x^{2}+3x+x^{2}=x
Add x^{2} to both sides.
2x^{2}+3x=x
Combine x^{2} and x^{2} to get 2x^{2}.
2x^{2}+3x-x=0
Subtract x from both sides.
2x^{2}+2x=0
Combine 3x and -x to get 2x.
x=\frac{-2±\sqrt{2^{2}}}{2\times 2}
This equation is in standard form: ax^{2}+bx+c=0. Substitute 2 for a, 2 for b, and 0 for c in the quadratic formula, \frac{-b±\sqrt{b^{2}-4ac}}{2a}.
x=\frac{-2±2}{2\times 2}
Take the square root of 2^{2}.
x=\frac{-2±2}{4}
Multiply 2 times 2.
x=\frac{0}{4}
Now solve the equation x=\frac{-2±2}{4} when ± is plus. Add -2 to 2.
x=0
Divide 0 by 4.
x=\frac{-4}{4}
Now solve the equation x=\frac{-2±2}{4} when ± is minus. Subtract 2 from -2.
x=-1
Divide -4 by 4.
x=0 x=-1
The equation is now solved.
x^{2}+3x=-\left(x^{2}-x\right)
Variable x cannot be equal to 4 since division by zero is not defined. Multiply both sides of the equation by x-4, the least common multiple of x-4,4-x.
x^{2}+3x=-x^{2}+x
To find the opposite of x^{2}-x, find the opposite of each term.
x^{2}+3x+x^{2}=x
Add x^{2} to both sides.
2x^{2}+3x=x
Combine x^{2} and x^{2} to get 2x^{2}.

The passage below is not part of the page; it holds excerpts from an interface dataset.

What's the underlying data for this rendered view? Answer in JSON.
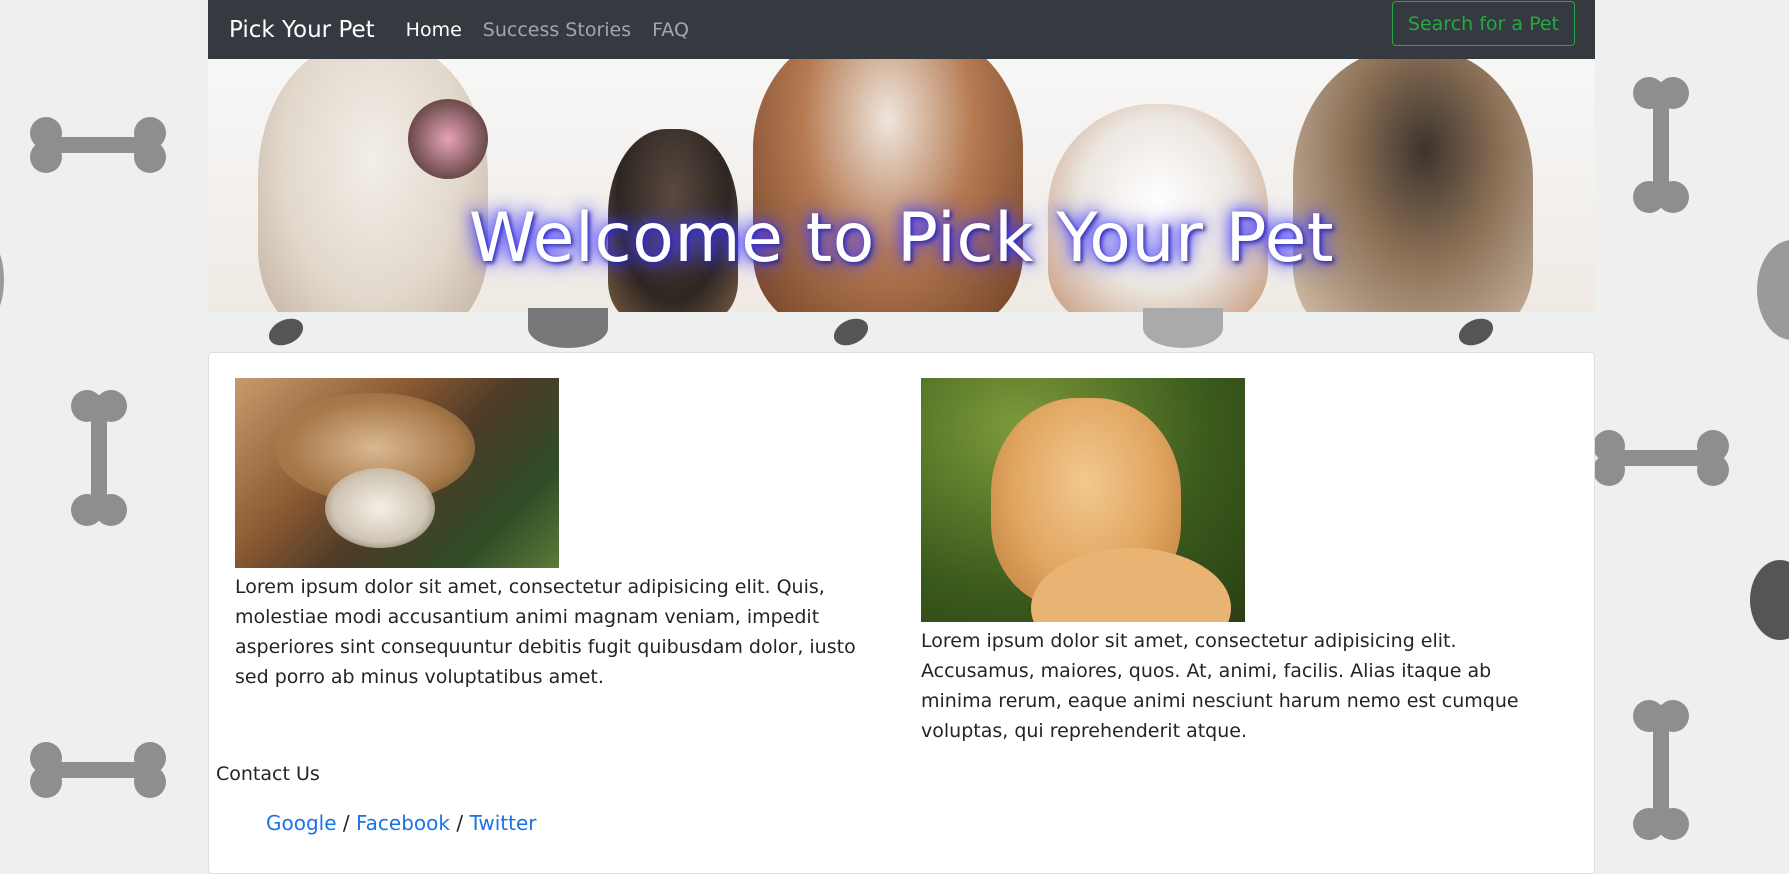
{
  "navbar": {
    "brand": "Pick Your Pet",
    "links": [
      {
        "label": "Home",
        "active": true
      },
      {
        "label": "Success Stories",
        "active": false
      },
      {
        "label": "FAQ",
        "active": false
      }
    ],
    "search_button": "Search for a Pet"
  },
  "hero": {
    "title": "Welcome to Pick Your Pet"
  },
  "features": [
    {
      "image": "cat-and-dog-photo",
      "text": "Lorem ipsum dolor sit amet, consectetur adipisicing elit. Quis, molestiae modi accusantium animi magnam veniam, impedit asperiores sint consequuntur debitis fugit quibusdam dolor, iusto sed porro ab minus voluptatibus amet."
    },
    {
      "image": "golden-retriever-photo",
      "text": "Lorem ipsum dolor sit amet, consectetur adipisicing elit. Accusamus, maiores, quos. At, animi, facilis. Alias itaque ab minima rerum, eaque animi nesciunt harum nemo est cumque voluptas, qui reprehenderit atque."
    }
  ],
  "contact": {
    "title": "Contact Us",
    "links": [
      "Google",
      "Facebook",
      "Twitter"
    ],
    "separator": "/"
  },
  "colors": {
    "navbar_bg": "#343a40",
    "success": "#28a745",
    "link": "#1a73e8",
    "hero_glow": "#3b33ff"
  }
}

2x^{2}+3x-x=0
Subtract x from both sides.
2x^{2}+2x=0
Combine 3x and -x to get 2x.
\frac{2x^{2}+2x}{2}=\frac{0}{2}
Divide both sides by 2.
x^{2}+\frac{2}{2}x=\frac{0}{2}
Dividing by 2 undoes the multiplication by 2.
x^{2}+x=\frac{0}{2}
Divide 2 by 2.
x^{2}+x=0
Divide 0 by 2.
x^{2}+x+\left(\frac{1}{2}\right)^{2}=\left(\frac{1}{2}\right)^{2}
Divide 1, the coefficient of the x term, by 2 to get \frac{1}{2}. Then add the square of \frac{1}{2} to both sides of the equation. This step makes the left hand side of the equation a perfect square.
x^{2}+x+\frac{1}{4}=\frac{1}{4}
Square \frac{1}{2} by squaring both the numerator and the denominator of the fraction.
\left(x+\frac{1}{2}\right)^{2}=\frac{1}{4}
Factor x^{2}+x+\frac{1}{4}. In general, when x^{2}+bx+c is a perfect square, it can always be factored as \left(x+\frac{b}{2}\right)^{2}.
\sqrt{\left(x+\frac{1}{2}\right)^{2}}=\sqrt{\frac{1}{4}}
Take the square root of both sides of the equation.
x+\frac{1}{2}=\frac{1}{2} x+\frac{1}{2}=-\frac{1}{2}
Simplify.
x=0 x=-1
Subtract \frac{1}{2} from both sides of the equation.